Jodi Westrick
Michigan Public

Michigan Democrats continued their effort to gain support among Black voters with a roundtable talk Thursday in Detroit.

One of the main topics discussed was how to convince Black men it’s worth their while to vote for President Joe Biden’s reelection campaign. Those who took part said it was important to highlight statistics around Black employment, business ownership, and health care access.

Reverend Kenneth J. Flowers, of Greater New Mount Moriah Missionary Baptist Church, said the Biden-Harris Administration has done enough to earn the Black vote, though he worries that message is being drowned out.

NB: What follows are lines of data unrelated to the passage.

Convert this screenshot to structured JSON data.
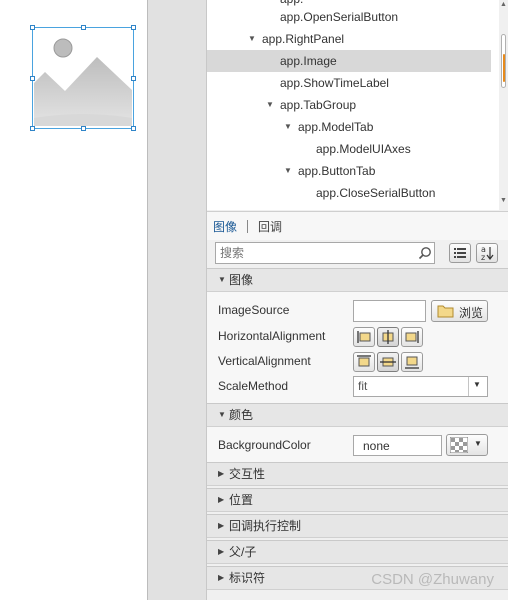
{
  "canvas": {
    "image_component": {
      "icon": "image-placeholder-icon"
    }
  },
  "tree": {
    "items": [
      {
        "label": "app.OpenSerialButton",
        "indent": 2,
        "expandable": false,
        "selected": false
      },
      {
        "label": "app.RightPanel",
        "indent": 1,
        "expandable": true,
        "selected": false
      },
      {
        "label": "app.Image",
        "indent": 2,
        "expandable": false,
        "selected": true
      },
      {
        "label": "app.ShowTimeLabel",
        "indent": 2,
        "expandable": false,
        "selected": false
      },
      {
        "label": "app.TabGroup",
        "indent": 2,
        "expandable": true,
        "selected": false
      },
      {
        "label": "app.ModelTab",
        "indent": 3,
        "expandable": true,
        "selected": false
      },
      {
        "label": "app.ModelUIAxes",
        "indent": 4,
        "expandable": false,
        "selected": false
      },
      {
        "label": "app.ButtonTab",
        "indent": 3,
        "expandable": true,
        "selected": false
      },
      {
        "label": "app.CloseSerialButton",
        "indent": 4,
        "expandable": false,
        "selected": false
      }
    ]
  },
  "inspector": {
    "tabs": [
      {
        "label": "图像",
        "active": true
      },
      {
        "label": "回调",
        "active": false
      }
    ],
    "search": {
      "placeholder": "搜索"
    },
    "sections": {
      "image": "图像",
      "color": "颜色",
      "interactivity": "交互性",
      "position": "位置",
      "callback_control": "回调执行控制",
      "parent_child": "父/子",
      "identifiers": "标识符"
    },
    "props": {
      "image_source": {
        "label": "ImageSource",
        "value": "",
        "browse_label": "浏览"
      },
      "horizontal_alignment": {
        "label": "HorizontalAlignment",
        "selected": "center"
      },
      "vertical_alignment": {
        "label": "VerticalAlignment",
        "selected": "center"
      },
      "scale_method": {
        "label": "ScaleMethod",
        "value": "fit"
      },
      "background_color": {
        "label": "BackgroundColor",
        "value": "none"
      }
    }
  },
  "watermark": "CSDN @Zhuwany",
  "colors": {
    "selection": "#d8d8d8",
    "active_tab": "#1c5a96",
    "scroll_accent": "#e88a1a",
    "selection_handle": "#2f84c8"
  }
}
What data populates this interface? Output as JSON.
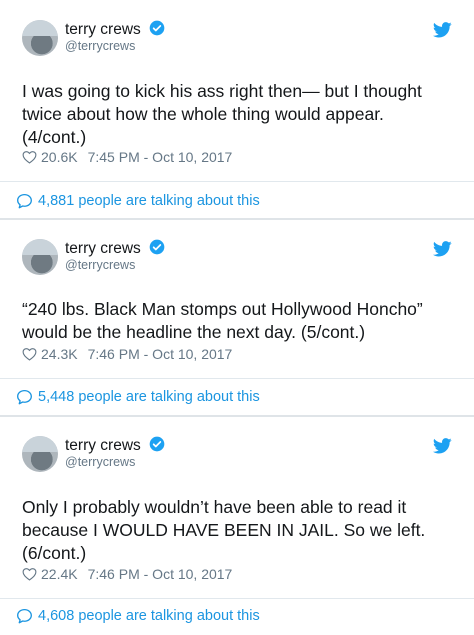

“Everyone wants to talk about the trials, the Trump, Trump, Trump. And it overshadows what the Biden campaign has done. So, we have to try to figure out a way to get that positivity out there,” Flowers said after the discussion.

Poll numbers released in mid-May from the New York Times and Siena College show Biden with only around 60% support from Black Michigan voters in a direct contest with former President Donald Trump, the presumptive Republican nominee.

A previous poll from Howard University from February found fewer than 50% of both Black men and women in Michigan planned to vote for Biden, with an expanded field.

That poll found Biden’s age was among the main concerns listed. The economy, affordable housing, and income inequality were named as some of the top issues among Michigan Black voters this election cycle.

During Thursday’s discussion, participants felt those were winning issues for their side if they can reach voters with that message.

“We are meeting Black voters where they are as we continue to have conversations in our community about the stakes of this election and how Democrats have delivered. That’s why we have been organizing earlier than ever and building the infrastructure necessary to turnout Black folks this November for President Biden, Vice President Harris, and Democrats up and down the ballot. We aren’t taking any voters for granted and we are hitting the pavement and the airwaves to earn every single vote,” Michigan Democratic Party Chair Lavora Barnes said in a written statement afterward.

But Trump’s campaign argues economic issues benefit the former president over Biden when it comes to reaching minority voters.

Janiyah Thomas, Black Media Director for Team Trump, said the former president's outreach to minority voters is "straightforward." "He shows up, listens, and makes it clear that we'll be better off with him as president, just like we were four years ago," she said in a statement. "Bidenomics is failing Michigan's black communities, with high inflation disproportionally hurting Black households. Ultimately, President Trump's economic policies offered more opportunities to build generational wealth for Black families, and Black voters are also frustrated with the Biden administration prioritizing illegal immigrants over our interests.”

Michigan is poised to be a key state in the November general election. Biden and Vice President Kamala Harris have visited Detroit in recent months.

Meanwhile, Trump has made multiple trips to Michigan this year.